By the summer of 1942, American farmers faced a severe labor shortage—since 1940 some six million farm laborers had left the fields for higher-paying wartime factory jobs or for service in the armed forces. Radio stations and newspapers made urgent pleas for volunteers to help with the harvest. 

Women with little or no agricultural experience answered the call and, on an informal basis, saved countless crops from rotting in the fields. It soon became clear, however, that the situation required a more organized approach if the nation was to mobilize a reliable force of farm workers. By 1943 the U.S. Congress had allocated funds for the Emergency Farm Labor Service, which included the recruitment, training and placement of a female corps of farm laborers to be known as the Women’s Land Army, a subdivision of the United States Crop Corps. Recruits were not expected to have farming experience, but the WLA specified that applicants be physically fit and possess manual dexterity, patience, curiosity and patriotism.

The WLA recruited more than a million female workers, drawn from the ranks of high school and college students, beauticians, accountants, bank tellers, teachers, musicians and many other occupations. The women worked long hours driving tractors, tending crops, and even shearing sheep. Most laborers received an unskilled worker’s wage—25 to 40 cents per hour—out of which they were to pay for their denim overall uniforms and their meals and lodging in temporary camps, summer cabins and private homes. 

Most workers did not join the WLA to make money but wanted to contribute to the war effort.
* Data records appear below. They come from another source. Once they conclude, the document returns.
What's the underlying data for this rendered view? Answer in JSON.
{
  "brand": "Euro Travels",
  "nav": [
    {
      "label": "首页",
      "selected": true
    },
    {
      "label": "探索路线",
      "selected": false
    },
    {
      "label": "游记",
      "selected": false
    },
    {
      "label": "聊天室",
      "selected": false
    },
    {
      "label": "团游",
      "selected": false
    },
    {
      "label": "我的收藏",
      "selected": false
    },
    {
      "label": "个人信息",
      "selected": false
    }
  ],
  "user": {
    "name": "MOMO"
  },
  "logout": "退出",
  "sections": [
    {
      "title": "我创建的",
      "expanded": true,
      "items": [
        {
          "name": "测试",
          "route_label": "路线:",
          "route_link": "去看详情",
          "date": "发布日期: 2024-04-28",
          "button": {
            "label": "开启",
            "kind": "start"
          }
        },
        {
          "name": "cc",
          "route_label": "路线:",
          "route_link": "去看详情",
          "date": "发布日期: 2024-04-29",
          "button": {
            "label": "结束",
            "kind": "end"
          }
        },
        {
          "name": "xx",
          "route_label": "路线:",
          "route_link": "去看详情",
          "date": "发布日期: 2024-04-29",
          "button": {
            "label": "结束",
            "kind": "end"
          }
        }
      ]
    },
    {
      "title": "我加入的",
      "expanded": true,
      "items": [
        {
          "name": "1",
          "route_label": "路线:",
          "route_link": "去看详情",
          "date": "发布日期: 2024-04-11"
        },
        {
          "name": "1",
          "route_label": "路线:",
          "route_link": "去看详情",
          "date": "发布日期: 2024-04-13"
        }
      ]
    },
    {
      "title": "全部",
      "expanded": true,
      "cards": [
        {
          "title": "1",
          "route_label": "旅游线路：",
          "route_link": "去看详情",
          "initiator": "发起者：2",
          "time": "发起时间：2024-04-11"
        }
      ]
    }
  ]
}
By the end of 1944, the WLA had more than proved itself as an indispensable brigade of hard workers, and farmers were eager to enlist their services in the upcoming season. Women continued to volunteer their services in the immediate postwar period.